“I remember forging my mom’s signature on a report card once, not because my grades were bad but because she’d never do it. So I did it myself.”
Chefalo was in foster care for only a short time before setting out on her own as a teenager. Refusing to allow her circumstances to decide her future, she worked hard to graduate from Caledonia High School (near Grand Rapids, Mich.) and was accepted at Michigan State University. She planned to study criminal justice and focus on helping troubled teens, but she eventually earned a Bachelor of Arts degree, majoring in social science.
“I was average at everything, which was exactly what I wanted,” she says. “If you’re the best at something, people want to know you and be around you. I didn’t want that; I wanted to fly under the radar.”
Chefalo realized, however, that “average” would never provide the happiness and success she ultimately desired. To get there, she would have to face her fear of intimacy and allow people in – not an easy task for someone who’d spent her life keeping others at arm’s length.
“Let’s just say I know what it’s like to be out of your comfort zone,” she says. “That’s never fun, but it’s usually beneficial.”
While working at a law office in Lansing, Mich., Shenandoah was introduced to Gerald Chefalo, who was interviewing for a job with the firm. She was impressed by his positive outlook and genuine concern for others.

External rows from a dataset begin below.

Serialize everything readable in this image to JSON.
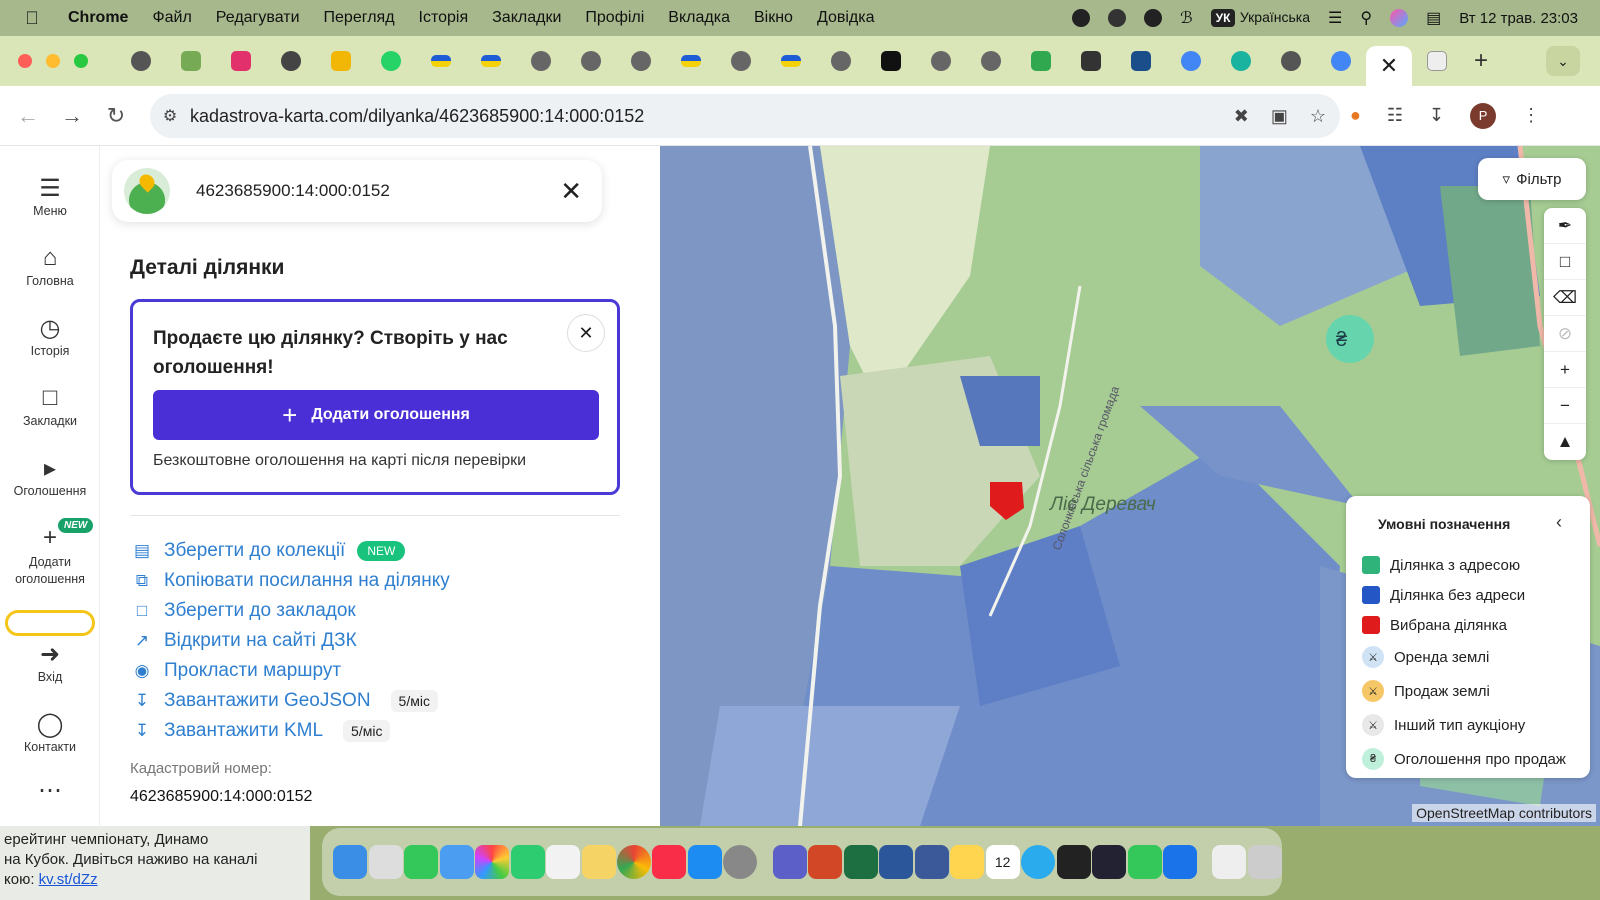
{
  "menubar": {
    "app": "Chrome",
    "items": [
      "Файл",
      "Редагувати",
      "Перегляд",
      "Історія",
      "Закладки",
      "Профілі",
      "Вкладка",
      "Вікно",
      "Довідка"
    ],
    "input_lang_code": "УК",
    "input_lang": "Українська",
    "datetime": "Вт 12 трав.  23:03"
  },
  "browser": {
    "url": "kadastrova-karta.com/dilyanka/4623685900:14:000:0152",
    "active_tab_close": "✕",
    "avatar_letter": "P"
  },
  "sidenav": {
    "menu": "Меню",
    "home": "Головна",
    "history": "Історія",
    "bookmarks": "Закладки",
    "ads": "Оголошення",
    "add_ad": "Додати оголошення",
    "new_badge": "NEW",
    "login": "Вхід",
    "contacts": "Контакти"
  },
  "search": {
    "cadastral_number": "4623685900:14:000:0152"
  },
  "details": {
    "title": "Деталі ділянки",
    "promo_title": "Продаєте цю ділянку? Створіть у нас оголошення!",
    "promo_button": "Додати оголошення",
    "promo_sub": "Безкоштовне оголошення на карті після перевірки"
  },
  "actions": [
    {
      "label": "Зберегти до колекції",
      "badge": "NEW"
    },
    {
      "label": "Копіювати посилання на ділянку"
    },
    {
      "label": "Зберегти до закладок"
    },
    {
      "label": "Відкрити на сайті ДЗК"
    },
    {
      "label": "Прокласти маршрут"
    },
    {
      "label": "Завантажити GeoJSON",
      "limit": "5/міс"
    },
    {
      "label": "Завантажити KML",
      "limit": "5/міс"
    }
  ],
  "cadastral": {
    "label": "Кадастровий номер:",
    "value": "4623685900:14:000:0152"
  },
  "map": {
    "filter": "Фільтр",
    "forest_label": "Ліс Деревач",
    "road_label": "Солонківська сільська громада",
    "attribution": "OpenStreetMap contributors",
    "legend_title": "Умовні позначення",
    "legend": [
      {
        "label": "Ділянка з адресою",
        "color": "#2fb37a"
      },
      {
        "label": "Ділянка без адреси",
        "color": "#2457c5"
      },
      {
        "label": "Вибрана ділянка",
        "color": "#e01b1b"
      },
      {
        "label": "Оренда землі",
        "color": "#cfe3f5"
      },
      {
        "label": "Продаж землі",
        "color": "#f6c766"
      },
      {
        "label": "Інший тип аукціону",
        "color": "#e8e8e8"
      },
      {
        "label": "Оголошення про продаж",
        "color": "#bff0dc"
      }
    ]
  },
  "desktop": {
    "notice_line1": "ерейтинг чемпіонату, Динамо",
    "notice_line2": "на Кубок. Дивіться наживо на каналі",
    "notice_prefix": "кою: ",
    "notice_link": "kv.st/dZz",
    "dock_calendar_day": "12"
  }
}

“I’ve learned a lot from Gerry,” she says of the man who would become her husband. “He won’t allow people to be ‘rubber stamped.’ He genuinely cares and always offers something more – something to help them turn their life around. He makes a difference.”

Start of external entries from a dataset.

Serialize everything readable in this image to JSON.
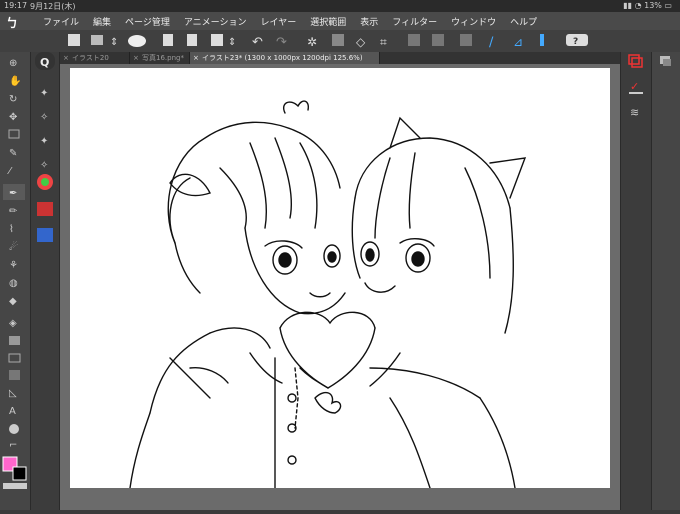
{
  "status": {
    "time": "19:17",
    "date": "9月12日(木)",
    "battery": "13%"
  },
  "menu": [
    "ファイル",
    "編集",
    "ページ管理",
    "アニメーション",
    "レイヤー",
    "選択範囲",
    "表示",
    "フィルター",
    "ウィンドウ",
    "ヘルプ"
  ],
  "tabs": [
    {
      "label": "イラスト20"
    },
    {
      "label": "写真16.png*"
    },
    {
      "label": "イラスト23* (1300 x 1000px 1200dpi 125.6%)"
    }
  ],
  "colors": {
    "main": "#ff66cc",
    "sub": "#000000"
  },
  "icons": {
    "left_tools": [
      "magnify-icon",
      "hand-icon",
      "rotate-icon",
      "move-icon",
      "select-icon",
      "lasso-icon",
      "eyedropper-icon",
      "pen-icon",
      "pencil-icon",
      "brush-icon",
      "airbrush-icon",
      "blend-icon",
      "eraser-icon",
      "fill-icon",
      "gradient-icon",
      "figure-icon",
      "frame-icon",
      "ruler-icon",
      "text-icon",
      "balloon-icon",
      "line-correction-icon"
    ],
    "right_panel": [
      "layer-icon",
      "property-icon",
      "sub-tool-icon"
    ]
  }
}
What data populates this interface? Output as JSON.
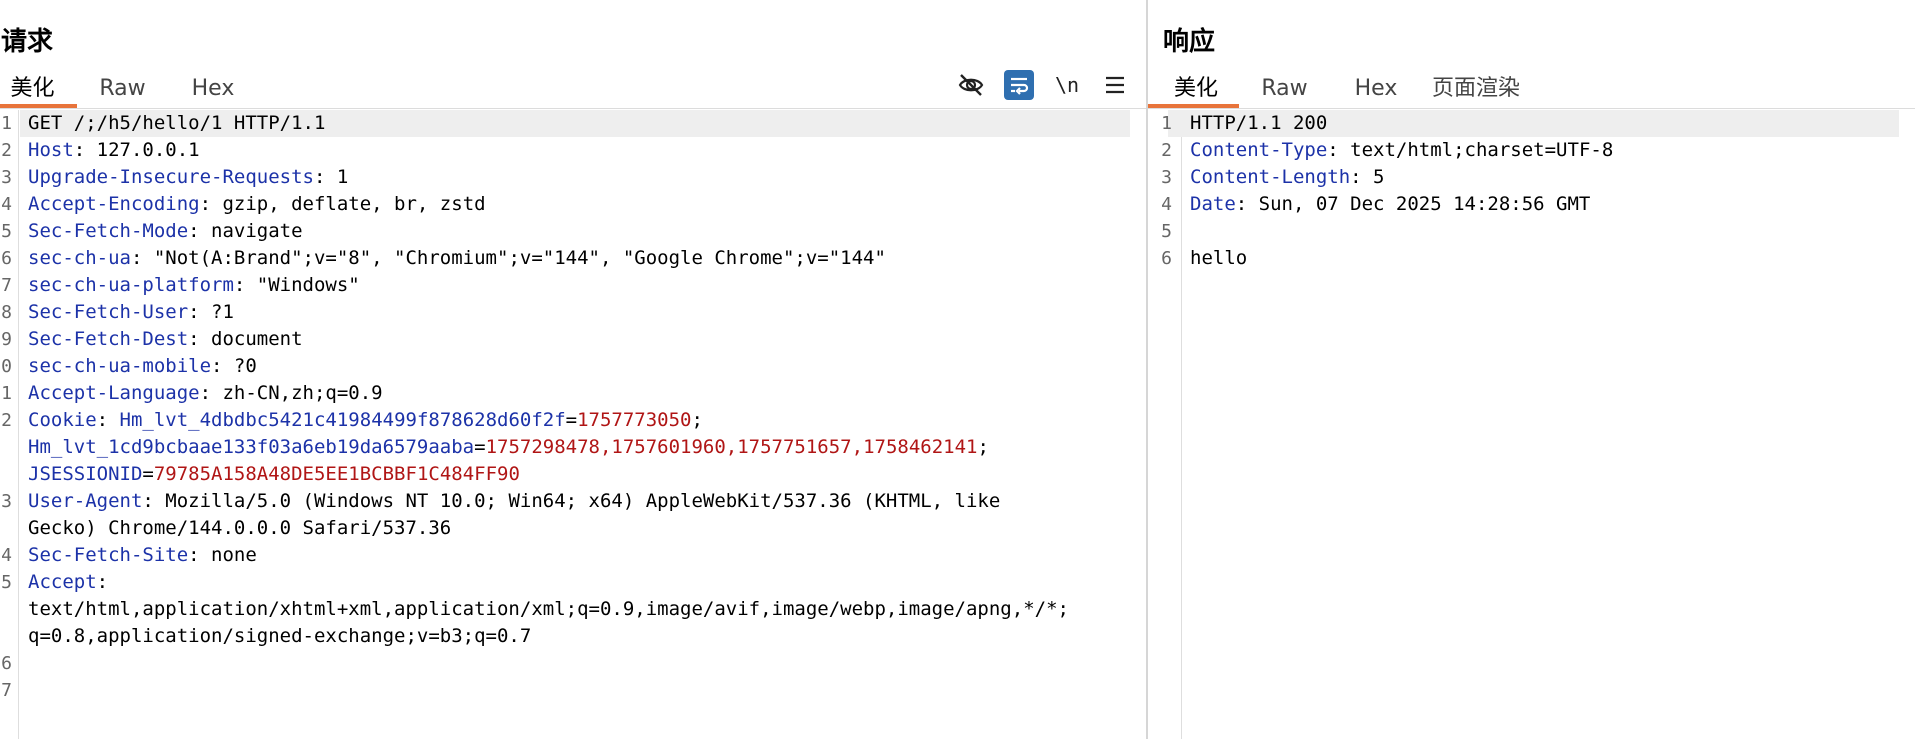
{
  "request": {
    "title": "请求",
    "tabs": [
      "美化",
      "Raw",
      "Hex"
    ],
    "active_tab": 0,
    "toolbar": {
      "newline_label": "\\n"
    },
    "line_numbers": [
      "1",
      "2",
      "3",
      "4",
      "5",
      "6",
      "7",
      "8",
      "9",
      "0",
      "1",
      "2",
      "",
      "",
      "3",
      "",
      "4",
      "5",
      "",
      "",
      "6",
      "7"
    ],
    "lines": [
      {
        "parts": [
          {
            "t": "GET /;/h5/hello/1 HTTP/1.1",
            "c": "val"
          }
        ]
      },
      {
        "parts": [
          {
            "t": "Host",
            "c": "key"
          },
          {
            "t": ": 127.0.0.1",
            "c": "val"
          }
        ]
      },
      {
        "parts": [
          {
            "t": "Upgrade-Insecure-Requests",
            "c": "key"
          },
          {
            "t": ": 1",
            "c": "val"
          }
        ]
      },
      {
        "parts": [
          {
            "t": "Accept-Encoding",
            "c": "key"
          },
          {
            "t": ": gzip, deflate, br, zstd",
            "c": "val"
          }
        ]
      },
      {
        "parts": [
          {
            "t": "Sec-Fetch-Mode",
            "c": "key"
          },
          {
            "t": ": navigate",
            "c": "val"
          }
        ]
      },
      {
        "parts": [
          {
            "t": "sec-ch-ua",
            "c": "key"
          },
          {
            "t": ": \"Not(A:Brand\";v=\"8\", \"Chromium\";v=\"144\", \"Google Chrome\";v=\"144\"",
            "c": "val"
          }
        ]
      },
      {
        "parts": [
          {
            "t": "sec-ch-ua-platform",
            "c": "key"
          },
          {
            "t": ": \"Windows\"",
            "c": "val"
          }
        ]
      },
      {
        "parts": [
          {
            "t": "Sec-Fetch-User",
            "c": "key"
          },
          {
            "t": ": ?1",
            "c": "val"
          }
        ]
      },
      {
        "parts": [
          {
            "t": "Sec-Fetch-Dest",
            "c": "key"
          },
          {
            "t": ": document",
            "c": "val"
          }
        ]
      },
      {
        "parts": [
          {
            "t": "sec-ch-ua-mobile",
            "c": "key"
          },
          {
            "t": ": ?0",
            "c": "val"
          }
        ]
      },
      {
        "parts": [
          {
            "t": "Accept-Language",
            "c": "key"
          },
          {
            "t": ": zh-CN,zh;q=0.9",
            "c": "val"
          }
        ]
      },
      {
        "parts": [
          {
            "t": "Cookie",
            "c": "key"
          },
          {
            "t": ": ",
            "c": "val"
          },
          {
            "t": "Hm_lvt_4dbdbc5421c41984499f878628d60f2f",
            "c": "ckey"
          },
          {
            "t": "=",
            "c": "punct"
          },
          {
            "t": "1757773050",
            "c": "cval"
          },
          {
            "t": ";",
            "c": "punct"
          }
        ]
      },
      {
        "parts": [
          {
            "t": "Hm_lvt_1cd9bcbaae133f03a6eb19da6579aaba",
            "c": "ckey"
          },
          {
            "t": "=",
            "c": "punct"
          },
          {
            "t": "1757298478,1757601960,1757751657,1758462141",
            "c": "cval"
          },
          {
            "t": ";",
            "c": "punct"
          }
        ]
      },
      {
        "parts": [
          {
            "t": "JSESSIONID",
            "c": "ckey"
          },
          {
            "t": "=",
            "c": "punct"
          },
          {
            "t": "79785A158A48DE5EE1BCBBF1C484FF90",
            "c": "cval"
          }
        ]
      },
      {
        "parts": [
          {
            "t": "User-Agent",
            "c": "key"
          },
          {
            "t": ": Mozilla/5.0 (Windows NT 10.0; Win64; x64) AppleWebKit/537.36 (KHTML, like",
            "c": "val"
          }
        ]
      },
      {
        "parts": [
          {
            "t": "Gecko) Chrome/144.0.0.0 Safari/537.36",
            "c": "val"
          }
        ]
      },
      {
        "parts": [
          {
            "t": "Sec-Fetch-Site",
            "c": "key"
          },
          {
            "t": ": none",
            "c": "val"
          }
        ]
      },
      {
        "parts": [
          {
            "t": "Accept",
            "c": "key"
          },
          {
            "t": ":",
            "c": "val"
          }
        ]
      },
      {
        "parts": [
          {
            "t": "text/html,application/xhtml+xml,application/xml;q=0.9,image/avif,image/webp,image/apng,*/*;",
            "c": "val"
          }
        ]
      },
      {
        "parts": [
          {
            "t": "q=0.8,application/signed-exchange;v=b3;q=0.7",
            "c": "val"
          }
        ]
      },
      {
        "parts": []
      },
      {
        "parts": []
      }
    ]
  },
  "response": {
    "title": "响应",
    "tabs": [
      "美化",
      "Raw",
      "Hex",
      "页面渲染"
    ],
    "active_tab": 0,
    "line_numbers": [
      "1",
      "2",
      "3",
      "4",
      "5",
      "6"
    ],
    "lines": [
      {
        "parts": [
          {
            "t": "HTTP/1.1 200",
            "c": "val"
          }
        ]
      },
      {
        "parts": [
          {
            "t": "Content-Type",
            "c": "key"
          },
          {
            "t": ": text/html;charset=UTF-8",
            "c": "val"
          }
        ]
      },
      {
        "parts": [
          {
            "t": "Content-Length",
            "c": "key"
          },
          {
            "t": ": 5",
            "c": "val"
          }
        ]
      },
      {
        "parts": [
          {
            "t": "Date",
            "c": "key"
          },
          {
            "t": ": Sun, 07 Dec 2025 14:28:56 GMT",
            "c": "val"
          }
        ]
      },
      {
        "parts": []
      },
      {
        "parts": [
          {
            "t": "hello",
            "c": "val"
          }
        ]
      }
    ]
  },
  "colors": {
    "accent_tab_underline": "#e8743b",
    "header_key": "#1c32a8",
    "cookie_value": "#b01515",
    "wrap_button_bg": "#2f6fb0",
    "current_line_bg": "#eeeeee"
  },
  "icons": [
    "eye-off-icon",
    "word-wrap-icon",
    "newline-toggle-icon",
    "menu-icon"
  ]
}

The two eventually moved to Traverse City, Mich., where they opened a law office in April 1999. Married in 2002, the couple built a successful business “through raw determination and by being so dumb you don’t know how dumb you are,” she says. “There was a time when we had next to nothing, but we refused to quit. We just worked as hard as we could.”
Chefalo believes the lessons she learned as a child, along with the years she’s spent as the law firm’s office manager, have given her the ability to effectively coach and counsel others.

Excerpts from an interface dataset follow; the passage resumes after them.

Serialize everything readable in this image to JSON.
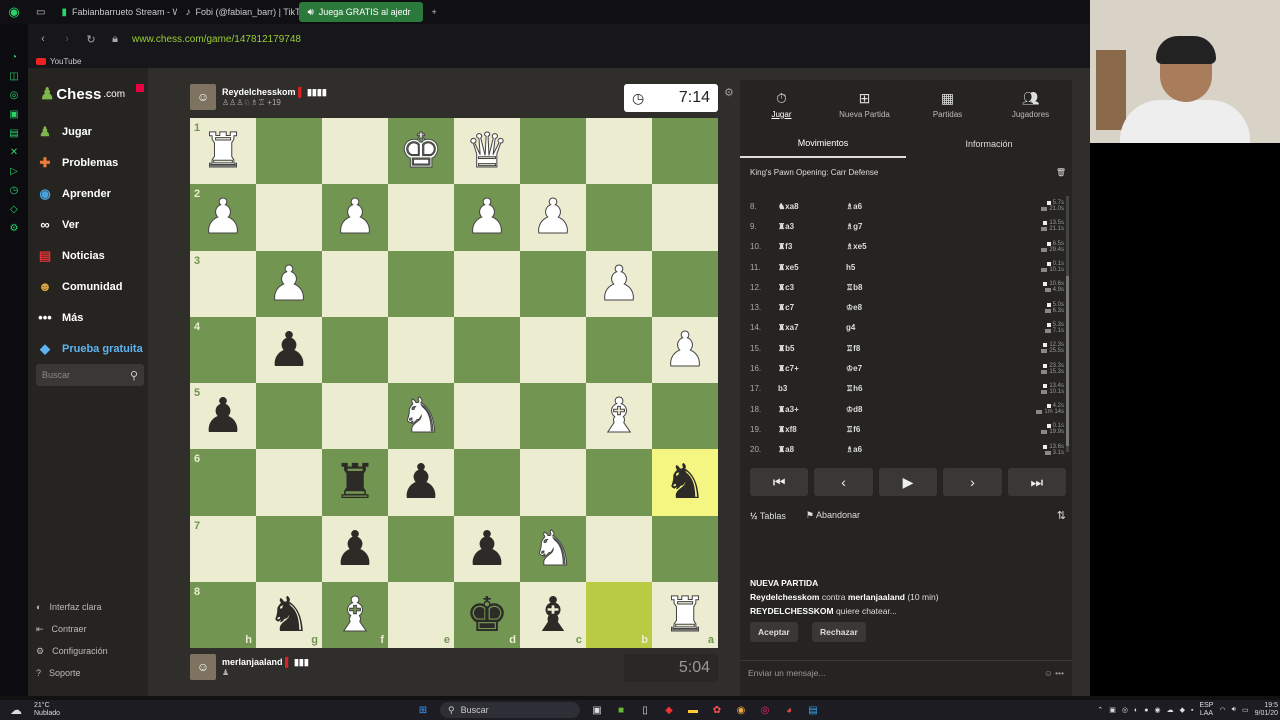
{
  "browser": {
    "tabs": [
      {
        "label": "Fabianbarrueto Stream - W",
        "icon": "twitch-icon",
        "active": false
      },
      {
        "label": "Fobi (@fabian_barr) | TikT",
        "icon": "tiktok-icon",
        "active": false
      },
      {
        "label": "Juega GRATIS al ajedr",
        "icon": "chess-icon",
        "active": true
      }
    ],
    "url": "www.chess.com/game/147812179748",
    "bookmark": "YouTube"
  },
  "sidebar": {
    "logo": "Chess",
    "logo_suffix": ".com",
    "items": [
      {
        "label": "Jugar",
        "icon": "pawn-icon"
      },
      {
        "label": "Problemas",
        "icon": "puzzle-icon"
      },
      {
        "label": "Aprender",
        "icon": "learn-icon"
      },
      {
        "label": "Ver",
        "icon": "binoculars-icon"
      },
      {
        "label": "Noticias",
        "icon": "news-icon"
      },
      {
        "label": "Comunidad",
        "icon": "community-icon"
      },
      {
        "label": "Más",
        "icon": "more-icon"
      },
      {
        "label": "Prueba gratuita",
        "icon": "diamond-icon"
      }
    ],
    "search_placeholder": "Buscar",
    "bottom": [
      {
        "label": "Interfaz clara",
        "icon": "theme-icon"
      },
      {
        "label": "Contraer",
        "icon": "collapse-icon"
      },
      {
        "label": "Configuración",
        "icon": "gear-icon"
      },
      {
        "label": "Soporte",
        "icon": "help-icon"
      }
    ]
  },
  "top_player": {
    "name": "Reydelchesskom",
    "material": "+19",
    "clock": "7:14"
  },
  "bottom_player": {
    "name": "merlanjaaland",
    "clock": "5:04"
  },
  "board": {
    "ranks": [
      "1",
      "2",
      "3",
      "4",
      "5",
      "6",
      "7",
      "8"
    ],
    "files": [
      "h",
      "g",
      "f",
      "e",
      "d",
      "c",
      "b",
      "a"
    ],
    "highlight": [
      [
        5,
        7
      ],
      [
        7,
        6
      ]
    ],
    "pieces": [
      [
        "wR",
        "",
        "",
        "wK",
        "wQ",
        "",
        "",
        ""
      ],
      [
        "wP",
        "",
        "wP",
        "",
        "wP",
        "wP",
        "",
        ""
      ],
      [
        "",
        "wP",
        "",
        "",
        "",
        "",
        "wP",
        ""
      ],
      [
        "",
        "bP",
        "",
        "",
        "",
        "",
        "",
        "wP"
      ],
      [
        "bP",
        "",
        "",
        "wN",
        "",
        "",
        "wB",
        ""
      ],
      [
        "",
        "",
        "bR",
        "bP",
        "",
        "",
        "",
        "bN"
      ],
      [
        "",
        "",
        "bP",
        "",
        "bP",
        "wN",
        "",
        ""
      ],
      [
        "",
        "bN",
        "wB",
        "",
        "bK",
        "bB",
        "",
        "wR"
      ]
    ]
  },
  "right_panel": {
    "tabs": [
      {
        "label": "Jugar",
        "icon": "timer-icon"
      },
      {
        "label": "Nueva Partida",
        "icon": "plus-icon"
      },
      {
        "label": "Partidas",
        "icon": "board-icon"
      },
      {
        "label": "Jugadores",
        "icon": "players-icon"
      }
    ],
    "subtabs": [
      "Movimientos",
      "Información"
    ],
    "opening": "King's Pawn Opening: Carr Defense",
    "moves": [
      {
        "n": "8.",
        "w": "♞xa8",
        "b": "♗a6",
        "tw": "5.7s",
        "tb": "21.0s"
      },
      {
        "n": "9.",
        "w": "♜a3",
        "b": "♗g7",
        "tw": "13.5s",
        "tb": "21.1s"
      },
      {
        "n": "10.",
        "w": "♜f3",
        "b": "♗xe5",
        "tw": "6.5s",
        "tb": "29.4s"
      },
      {
        "n": "11.",
        "w": "♜xe5",
        "b": "h5",
        "tw": "0.1s",
        "tb": "10.1s"
      },
      {
        "n": "12.",
        "w": "♜c3",
        "b": "♖b8",
        "tw": "10.6s",
        "tb": "4.9s"
      },
      {
        "n": "13.",
        "w": "♜c7",
        "b": "♔e8",
        "tw": "5.0s",
        "tb": "6.3s"
      },
      {
        "n": "14.",
        "w": "♜xa7",
        "b": "g4",
        "tw": "5.3s",
        "tb": "7.1s"
      },
      {
        "n": "15.",
        "w": "♜b5",
        "b": "♖f8",
        "tw": "12.3s",
        "tb": "25.5s"
      },
      {
        "n": "16.",
        "w": "♜c7+",
        "b": "♔e7",
        "tw": "23.3s",
        "tb": "15.3s"
      },
      {
        "n": "17.",
        "w": "b3",
        "b": "♖h6",
        "tw": "13.4s",
        "tb": "10.1s"
      },
      {
        "n": "18.",
        "w": "♜a3+",
        "b": "♔d8",
        "tw": "4.2s",
        "tb": "1m 14s"
      },
      {
        "n": "19.",
        "w": "♜xf8",
        "b": "♖f6",
        "tw": "0.1s",
        "tb": "19.9s"
      },
      {
        "n": "20.",
        "w": "♜a8",
        "b": "♗a6",
        "tw": "13.6s",
        "tb": "3.1s"
      }
    ],
    "draw": "Tablas",
    "draw_icon": "½",
    "resign": "Abandonar",
    "new_game_title": "NUEVA PARTIDA",
    "new_game_player": "Reydelchesskom",
    "new_game_vs": " contra ",
    "new_game_opponent": "merlanjaaland",
    "new_game_time": " (10 min)",
    "chat_user": "REYDELCHESSKOM",
    "chat_text": " quiere chatear...",
    "accept": "Aceptar",
    "reject": "Rechazar",
    "message_placeholder": "Enviar un mensaje..."
  },
  "taskbar": {
    "weather_temp": "21°C",
    "weather_desc": "Nublado",
    "search": "Buscar",
    "lang": "ESP",
    "lang_sub": "LAA",
    "time": "19:5",
    "date": "9/01/20"
  }
}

There is nothing I haven’t seen. Nothing shocks me. So I come from a place of support and friendship, not judgment,” she says. “I want to help, I know how to help, and I can cut through the BS because I can see it from a mile away.
“I have pretty good gut instincts. I can usually tell who is trying to hide and who needs to be forced out of their comfort zone. In the workshop setting, it’s amazing to see what things people are comfortable sharing with complete strangers once they’re able to push through their initial apprehension.
I’ve never viewed myself as a victim, and I don’t like it when other people play the victim card. I’ve been run over a time or two, but you have to learn to pick up the pieces and move on as quickly as possible.”
Chefalo knows her “tough love” philosophy doesn’t sit well with everyone, but she isn’t going to apologize for it.
“I’ll be the first to congratulate you, but I won’t coddle you,” she says. “If you want someone to coddle you, I’m not your person. I can be abrasive; I know that. But people who can handle it will move forward quickly.”
If you are interested in the coaching methods of Shenandoah Chefalo please call for a free strategy session to see how living life on your terms can change your life or the life of your business.
Faculty-Center for Trauma Resilient Communities
Email: firstname.lastname@example.org or email@example.com
- Escritos pelos melhores especialistas nos setores
- Formatos pequenos (1h-2h de leitura)
- eReader acessível e fácil de utilizar
- Continua a ler onde paraste
- Novos e-books adicionados todas as semanas